** What is needed **
Should a line below contain the word "days", report it.

** Records for the exercise **
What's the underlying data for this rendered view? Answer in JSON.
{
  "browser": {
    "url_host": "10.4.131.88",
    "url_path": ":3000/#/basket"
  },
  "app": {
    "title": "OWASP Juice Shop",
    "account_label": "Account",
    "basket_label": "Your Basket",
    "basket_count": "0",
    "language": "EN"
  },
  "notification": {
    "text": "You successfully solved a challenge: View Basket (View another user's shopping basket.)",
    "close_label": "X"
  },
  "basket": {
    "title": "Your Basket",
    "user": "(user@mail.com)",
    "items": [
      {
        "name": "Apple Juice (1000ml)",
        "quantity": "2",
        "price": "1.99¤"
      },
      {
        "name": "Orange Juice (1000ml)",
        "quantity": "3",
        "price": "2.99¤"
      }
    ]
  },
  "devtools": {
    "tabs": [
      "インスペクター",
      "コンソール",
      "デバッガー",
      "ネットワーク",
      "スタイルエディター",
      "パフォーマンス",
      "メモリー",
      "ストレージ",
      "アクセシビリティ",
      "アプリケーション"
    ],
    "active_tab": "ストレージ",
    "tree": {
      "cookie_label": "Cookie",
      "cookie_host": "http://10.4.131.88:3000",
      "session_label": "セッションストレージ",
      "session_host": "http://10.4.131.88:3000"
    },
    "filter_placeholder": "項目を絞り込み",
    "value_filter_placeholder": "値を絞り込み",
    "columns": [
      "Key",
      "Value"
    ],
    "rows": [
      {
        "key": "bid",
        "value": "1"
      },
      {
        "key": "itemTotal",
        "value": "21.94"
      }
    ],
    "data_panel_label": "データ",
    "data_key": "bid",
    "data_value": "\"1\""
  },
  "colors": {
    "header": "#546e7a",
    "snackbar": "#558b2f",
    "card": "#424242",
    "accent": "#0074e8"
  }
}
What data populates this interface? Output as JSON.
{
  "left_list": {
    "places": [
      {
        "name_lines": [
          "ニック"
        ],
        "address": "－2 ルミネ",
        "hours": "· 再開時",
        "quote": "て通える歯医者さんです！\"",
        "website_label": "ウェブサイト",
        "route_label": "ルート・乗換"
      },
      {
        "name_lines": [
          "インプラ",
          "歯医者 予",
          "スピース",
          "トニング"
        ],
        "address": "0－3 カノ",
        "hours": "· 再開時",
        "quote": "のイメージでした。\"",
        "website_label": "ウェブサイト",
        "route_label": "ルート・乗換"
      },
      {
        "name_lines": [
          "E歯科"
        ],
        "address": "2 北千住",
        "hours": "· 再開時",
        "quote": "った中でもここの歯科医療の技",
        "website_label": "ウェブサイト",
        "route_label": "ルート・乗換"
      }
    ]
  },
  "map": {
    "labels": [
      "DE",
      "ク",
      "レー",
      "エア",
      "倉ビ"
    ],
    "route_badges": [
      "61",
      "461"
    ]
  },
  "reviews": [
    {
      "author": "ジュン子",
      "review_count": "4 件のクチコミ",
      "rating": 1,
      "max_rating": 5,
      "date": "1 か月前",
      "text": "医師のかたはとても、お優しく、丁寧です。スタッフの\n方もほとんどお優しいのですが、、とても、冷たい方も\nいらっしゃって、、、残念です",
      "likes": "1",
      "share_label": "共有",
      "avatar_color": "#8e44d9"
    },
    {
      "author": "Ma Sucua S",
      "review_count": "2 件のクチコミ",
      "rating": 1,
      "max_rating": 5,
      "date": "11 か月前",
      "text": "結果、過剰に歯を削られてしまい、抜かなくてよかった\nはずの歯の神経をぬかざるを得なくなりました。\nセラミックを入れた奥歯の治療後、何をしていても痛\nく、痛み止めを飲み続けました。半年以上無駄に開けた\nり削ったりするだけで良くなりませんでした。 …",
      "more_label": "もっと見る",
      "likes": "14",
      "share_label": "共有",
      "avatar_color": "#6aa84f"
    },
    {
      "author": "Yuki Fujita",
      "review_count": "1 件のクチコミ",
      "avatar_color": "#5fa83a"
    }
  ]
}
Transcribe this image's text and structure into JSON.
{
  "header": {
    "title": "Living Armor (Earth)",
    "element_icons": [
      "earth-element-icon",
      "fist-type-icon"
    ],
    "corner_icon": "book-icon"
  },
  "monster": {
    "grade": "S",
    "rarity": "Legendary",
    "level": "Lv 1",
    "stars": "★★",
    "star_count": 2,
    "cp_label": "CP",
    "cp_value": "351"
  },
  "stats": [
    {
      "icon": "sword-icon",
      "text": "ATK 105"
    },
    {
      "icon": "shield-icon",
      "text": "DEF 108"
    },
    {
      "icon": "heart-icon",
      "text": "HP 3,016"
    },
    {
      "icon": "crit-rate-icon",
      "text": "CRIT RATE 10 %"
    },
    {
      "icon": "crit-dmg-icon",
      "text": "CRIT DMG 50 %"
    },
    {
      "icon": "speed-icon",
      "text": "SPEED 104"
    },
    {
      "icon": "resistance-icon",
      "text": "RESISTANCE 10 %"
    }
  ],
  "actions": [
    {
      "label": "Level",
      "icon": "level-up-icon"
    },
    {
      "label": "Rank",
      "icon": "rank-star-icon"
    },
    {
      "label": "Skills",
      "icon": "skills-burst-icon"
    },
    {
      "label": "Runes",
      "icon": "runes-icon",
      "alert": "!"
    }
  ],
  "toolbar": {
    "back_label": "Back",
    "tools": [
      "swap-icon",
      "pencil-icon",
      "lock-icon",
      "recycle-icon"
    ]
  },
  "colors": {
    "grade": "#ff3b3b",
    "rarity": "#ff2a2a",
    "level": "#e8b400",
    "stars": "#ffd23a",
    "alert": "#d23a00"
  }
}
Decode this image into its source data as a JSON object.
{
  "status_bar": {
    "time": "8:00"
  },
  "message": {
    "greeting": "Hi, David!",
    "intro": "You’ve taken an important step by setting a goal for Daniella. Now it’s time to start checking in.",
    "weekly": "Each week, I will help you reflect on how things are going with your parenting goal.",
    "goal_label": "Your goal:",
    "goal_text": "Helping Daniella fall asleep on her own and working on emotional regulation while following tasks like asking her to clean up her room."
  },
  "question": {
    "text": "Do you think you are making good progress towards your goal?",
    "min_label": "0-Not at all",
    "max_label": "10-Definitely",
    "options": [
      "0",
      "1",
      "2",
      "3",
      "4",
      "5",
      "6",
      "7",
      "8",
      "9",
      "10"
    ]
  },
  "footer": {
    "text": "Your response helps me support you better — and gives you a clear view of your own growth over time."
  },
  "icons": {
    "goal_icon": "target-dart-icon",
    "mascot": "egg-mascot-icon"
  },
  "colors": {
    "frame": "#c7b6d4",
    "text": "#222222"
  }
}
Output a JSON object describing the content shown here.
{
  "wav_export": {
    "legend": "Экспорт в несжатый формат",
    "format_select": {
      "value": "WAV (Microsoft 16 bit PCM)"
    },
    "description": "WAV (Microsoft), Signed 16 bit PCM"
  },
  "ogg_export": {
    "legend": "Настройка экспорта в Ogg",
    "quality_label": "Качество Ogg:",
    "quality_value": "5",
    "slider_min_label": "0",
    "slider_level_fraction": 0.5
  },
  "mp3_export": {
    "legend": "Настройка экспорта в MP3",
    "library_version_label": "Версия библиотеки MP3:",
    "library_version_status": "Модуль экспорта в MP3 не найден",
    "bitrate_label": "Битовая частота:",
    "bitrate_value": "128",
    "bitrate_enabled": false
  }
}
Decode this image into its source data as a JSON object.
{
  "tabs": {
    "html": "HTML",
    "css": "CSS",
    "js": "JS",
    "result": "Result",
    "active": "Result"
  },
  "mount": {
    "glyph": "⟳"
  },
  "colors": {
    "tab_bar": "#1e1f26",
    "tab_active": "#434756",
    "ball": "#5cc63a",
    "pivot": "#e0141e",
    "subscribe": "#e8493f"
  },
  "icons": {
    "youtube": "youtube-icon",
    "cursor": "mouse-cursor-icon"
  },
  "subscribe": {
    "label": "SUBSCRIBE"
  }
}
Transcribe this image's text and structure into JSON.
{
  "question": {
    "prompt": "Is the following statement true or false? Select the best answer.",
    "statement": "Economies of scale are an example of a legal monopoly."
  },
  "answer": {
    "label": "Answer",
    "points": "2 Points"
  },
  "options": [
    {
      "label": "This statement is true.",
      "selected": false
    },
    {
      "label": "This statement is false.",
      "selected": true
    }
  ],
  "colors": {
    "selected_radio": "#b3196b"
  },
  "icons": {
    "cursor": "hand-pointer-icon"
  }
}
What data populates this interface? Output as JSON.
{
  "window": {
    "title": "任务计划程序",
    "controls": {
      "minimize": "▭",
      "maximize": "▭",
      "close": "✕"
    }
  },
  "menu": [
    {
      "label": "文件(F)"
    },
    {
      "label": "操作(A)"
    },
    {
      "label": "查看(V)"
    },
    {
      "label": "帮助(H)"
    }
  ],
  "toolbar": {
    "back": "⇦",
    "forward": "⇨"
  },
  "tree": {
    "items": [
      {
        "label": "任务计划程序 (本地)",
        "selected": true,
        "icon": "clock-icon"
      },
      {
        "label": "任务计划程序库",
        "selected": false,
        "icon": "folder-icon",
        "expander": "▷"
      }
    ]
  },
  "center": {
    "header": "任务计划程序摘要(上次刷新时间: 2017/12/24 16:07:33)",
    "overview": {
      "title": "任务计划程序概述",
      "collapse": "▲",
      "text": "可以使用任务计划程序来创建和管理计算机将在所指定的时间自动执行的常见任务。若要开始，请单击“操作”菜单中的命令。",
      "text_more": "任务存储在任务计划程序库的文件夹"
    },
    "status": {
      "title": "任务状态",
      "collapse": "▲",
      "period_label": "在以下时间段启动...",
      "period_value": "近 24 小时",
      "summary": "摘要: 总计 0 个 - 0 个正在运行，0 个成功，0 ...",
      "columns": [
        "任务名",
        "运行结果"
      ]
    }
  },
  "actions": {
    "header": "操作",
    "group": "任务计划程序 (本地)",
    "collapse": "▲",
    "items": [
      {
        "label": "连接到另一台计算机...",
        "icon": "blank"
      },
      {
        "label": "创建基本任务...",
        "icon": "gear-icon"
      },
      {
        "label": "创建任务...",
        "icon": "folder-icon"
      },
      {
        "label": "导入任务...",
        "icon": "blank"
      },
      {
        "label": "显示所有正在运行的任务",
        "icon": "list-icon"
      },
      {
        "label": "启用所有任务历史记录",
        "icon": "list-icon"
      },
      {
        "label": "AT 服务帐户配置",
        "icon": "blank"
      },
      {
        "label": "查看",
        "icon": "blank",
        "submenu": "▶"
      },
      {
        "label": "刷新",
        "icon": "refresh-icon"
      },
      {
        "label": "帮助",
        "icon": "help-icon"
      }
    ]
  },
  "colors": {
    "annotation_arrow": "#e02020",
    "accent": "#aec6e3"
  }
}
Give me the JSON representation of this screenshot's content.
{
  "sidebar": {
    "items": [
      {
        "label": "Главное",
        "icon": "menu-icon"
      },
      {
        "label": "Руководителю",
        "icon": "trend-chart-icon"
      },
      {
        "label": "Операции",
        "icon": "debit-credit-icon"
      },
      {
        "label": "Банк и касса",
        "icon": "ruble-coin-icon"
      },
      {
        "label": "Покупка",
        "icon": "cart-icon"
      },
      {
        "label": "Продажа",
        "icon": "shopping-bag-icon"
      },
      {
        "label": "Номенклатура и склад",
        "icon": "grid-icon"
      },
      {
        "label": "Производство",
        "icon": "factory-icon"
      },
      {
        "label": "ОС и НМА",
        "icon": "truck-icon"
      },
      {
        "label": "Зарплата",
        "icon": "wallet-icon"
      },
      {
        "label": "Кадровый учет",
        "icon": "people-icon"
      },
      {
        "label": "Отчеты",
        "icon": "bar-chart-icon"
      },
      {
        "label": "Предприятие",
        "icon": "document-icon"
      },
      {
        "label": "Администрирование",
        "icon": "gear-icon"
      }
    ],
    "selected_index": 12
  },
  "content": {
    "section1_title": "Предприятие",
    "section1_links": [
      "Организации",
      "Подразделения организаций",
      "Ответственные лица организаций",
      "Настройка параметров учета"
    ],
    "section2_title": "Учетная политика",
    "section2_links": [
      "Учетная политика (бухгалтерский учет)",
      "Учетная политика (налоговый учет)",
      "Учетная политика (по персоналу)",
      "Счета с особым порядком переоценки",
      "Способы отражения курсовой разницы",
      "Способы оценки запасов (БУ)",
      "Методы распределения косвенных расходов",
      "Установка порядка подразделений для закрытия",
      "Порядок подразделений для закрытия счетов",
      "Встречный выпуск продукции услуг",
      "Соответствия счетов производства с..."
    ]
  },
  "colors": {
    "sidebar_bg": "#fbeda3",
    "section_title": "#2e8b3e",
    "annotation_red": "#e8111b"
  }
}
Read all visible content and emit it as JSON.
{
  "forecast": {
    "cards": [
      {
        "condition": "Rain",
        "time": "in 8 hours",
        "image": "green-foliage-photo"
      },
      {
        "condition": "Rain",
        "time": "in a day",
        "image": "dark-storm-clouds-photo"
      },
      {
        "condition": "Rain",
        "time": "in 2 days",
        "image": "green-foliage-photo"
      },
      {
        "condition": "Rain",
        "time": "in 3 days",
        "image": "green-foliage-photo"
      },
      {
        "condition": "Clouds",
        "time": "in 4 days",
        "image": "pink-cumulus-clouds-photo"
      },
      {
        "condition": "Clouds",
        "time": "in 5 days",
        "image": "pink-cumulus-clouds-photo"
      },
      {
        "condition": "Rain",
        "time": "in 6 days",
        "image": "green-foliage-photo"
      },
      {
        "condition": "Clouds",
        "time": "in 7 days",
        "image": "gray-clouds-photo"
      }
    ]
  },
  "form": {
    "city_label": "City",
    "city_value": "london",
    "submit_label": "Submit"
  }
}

** The answer **
        "time": "in 2 days",
        "time": "in 3 days",
        "time": "in 4 days",
        "time": "in 5 days",
        "time": "in 6 days",
        "time": "in 7 days",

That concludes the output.